Supplied material:
■ ■ ■ ■

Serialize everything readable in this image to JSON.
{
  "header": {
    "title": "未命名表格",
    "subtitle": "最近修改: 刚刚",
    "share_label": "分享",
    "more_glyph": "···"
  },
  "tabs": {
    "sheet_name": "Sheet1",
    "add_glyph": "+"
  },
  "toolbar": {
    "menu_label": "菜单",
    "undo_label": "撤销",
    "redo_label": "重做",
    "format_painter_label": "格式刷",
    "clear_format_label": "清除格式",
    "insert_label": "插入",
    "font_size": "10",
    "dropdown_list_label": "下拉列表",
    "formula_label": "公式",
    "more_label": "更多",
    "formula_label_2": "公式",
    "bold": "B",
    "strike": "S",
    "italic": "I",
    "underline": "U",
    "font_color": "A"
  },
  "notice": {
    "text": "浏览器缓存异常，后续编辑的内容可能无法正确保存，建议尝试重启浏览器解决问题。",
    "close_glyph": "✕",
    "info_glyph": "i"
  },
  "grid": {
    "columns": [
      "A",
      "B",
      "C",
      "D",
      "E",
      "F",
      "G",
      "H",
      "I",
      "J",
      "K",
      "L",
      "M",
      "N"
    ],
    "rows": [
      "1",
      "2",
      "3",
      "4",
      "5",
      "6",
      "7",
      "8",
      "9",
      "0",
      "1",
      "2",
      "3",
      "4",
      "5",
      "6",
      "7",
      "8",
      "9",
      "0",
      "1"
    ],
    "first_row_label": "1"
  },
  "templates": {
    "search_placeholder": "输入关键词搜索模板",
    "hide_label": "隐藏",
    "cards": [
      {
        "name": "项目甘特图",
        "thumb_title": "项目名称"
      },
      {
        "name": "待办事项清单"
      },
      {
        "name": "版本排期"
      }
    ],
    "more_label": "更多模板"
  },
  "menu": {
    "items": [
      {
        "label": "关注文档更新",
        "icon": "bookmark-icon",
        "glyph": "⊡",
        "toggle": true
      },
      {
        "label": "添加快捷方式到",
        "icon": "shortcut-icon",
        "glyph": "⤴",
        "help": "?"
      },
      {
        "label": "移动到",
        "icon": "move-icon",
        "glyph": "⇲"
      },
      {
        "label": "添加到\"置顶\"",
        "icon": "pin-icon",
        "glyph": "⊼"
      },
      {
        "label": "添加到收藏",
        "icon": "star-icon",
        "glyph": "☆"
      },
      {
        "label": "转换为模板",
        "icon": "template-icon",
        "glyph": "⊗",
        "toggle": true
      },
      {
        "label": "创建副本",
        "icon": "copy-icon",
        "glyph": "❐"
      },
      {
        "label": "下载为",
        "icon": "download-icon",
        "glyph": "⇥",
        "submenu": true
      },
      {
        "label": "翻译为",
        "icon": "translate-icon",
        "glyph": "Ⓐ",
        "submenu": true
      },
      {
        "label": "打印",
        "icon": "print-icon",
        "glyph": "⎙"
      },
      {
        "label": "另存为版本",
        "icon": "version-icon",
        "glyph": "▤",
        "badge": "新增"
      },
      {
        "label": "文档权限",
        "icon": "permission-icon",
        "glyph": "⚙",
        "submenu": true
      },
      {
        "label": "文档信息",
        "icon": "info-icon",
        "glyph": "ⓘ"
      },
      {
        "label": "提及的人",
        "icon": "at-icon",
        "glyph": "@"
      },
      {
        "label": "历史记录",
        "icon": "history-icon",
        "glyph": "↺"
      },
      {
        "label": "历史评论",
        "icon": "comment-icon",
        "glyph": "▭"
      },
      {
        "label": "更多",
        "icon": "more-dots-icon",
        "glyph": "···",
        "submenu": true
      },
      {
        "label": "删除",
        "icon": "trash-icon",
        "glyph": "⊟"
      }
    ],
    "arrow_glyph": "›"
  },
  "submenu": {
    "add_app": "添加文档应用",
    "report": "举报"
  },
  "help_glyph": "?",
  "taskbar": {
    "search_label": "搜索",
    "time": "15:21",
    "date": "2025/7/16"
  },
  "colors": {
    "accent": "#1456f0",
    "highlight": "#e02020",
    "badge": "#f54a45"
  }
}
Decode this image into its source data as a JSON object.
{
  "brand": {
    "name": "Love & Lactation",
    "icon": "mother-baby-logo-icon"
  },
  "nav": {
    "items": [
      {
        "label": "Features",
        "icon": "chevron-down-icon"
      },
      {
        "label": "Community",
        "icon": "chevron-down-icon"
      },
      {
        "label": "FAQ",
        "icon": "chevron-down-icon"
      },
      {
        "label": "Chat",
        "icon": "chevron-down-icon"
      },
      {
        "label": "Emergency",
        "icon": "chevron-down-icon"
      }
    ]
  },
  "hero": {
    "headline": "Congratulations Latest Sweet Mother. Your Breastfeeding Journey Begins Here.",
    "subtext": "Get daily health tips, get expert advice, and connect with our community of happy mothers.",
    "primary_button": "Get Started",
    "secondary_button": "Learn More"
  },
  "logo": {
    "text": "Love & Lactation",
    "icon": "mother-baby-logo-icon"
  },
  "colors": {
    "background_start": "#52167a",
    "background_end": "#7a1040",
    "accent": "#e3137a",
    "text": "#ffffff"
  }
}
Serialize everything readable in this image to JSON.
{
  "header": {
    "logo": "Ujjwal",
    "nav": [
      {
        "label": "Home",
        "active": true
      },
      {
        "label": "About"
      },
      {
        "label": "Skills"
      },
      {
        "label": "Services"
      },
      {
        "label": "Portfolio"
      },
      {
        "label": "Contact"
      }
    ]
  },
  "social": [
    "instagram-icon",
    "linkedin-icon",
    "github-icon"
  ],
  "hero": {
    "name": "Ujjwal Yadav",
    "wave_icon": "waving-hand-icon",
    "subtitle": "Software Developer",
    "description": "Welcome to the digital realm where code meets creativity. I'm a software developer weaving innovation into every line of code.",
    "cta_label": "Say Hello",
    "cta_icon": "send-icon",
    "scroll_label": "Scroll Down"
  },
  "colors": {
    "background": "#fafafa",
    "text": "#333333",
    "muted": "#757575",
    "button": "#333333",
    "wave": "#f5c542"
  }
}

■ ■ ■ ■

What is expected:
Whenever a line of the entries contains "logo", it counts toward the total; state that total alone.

Response to this task:
4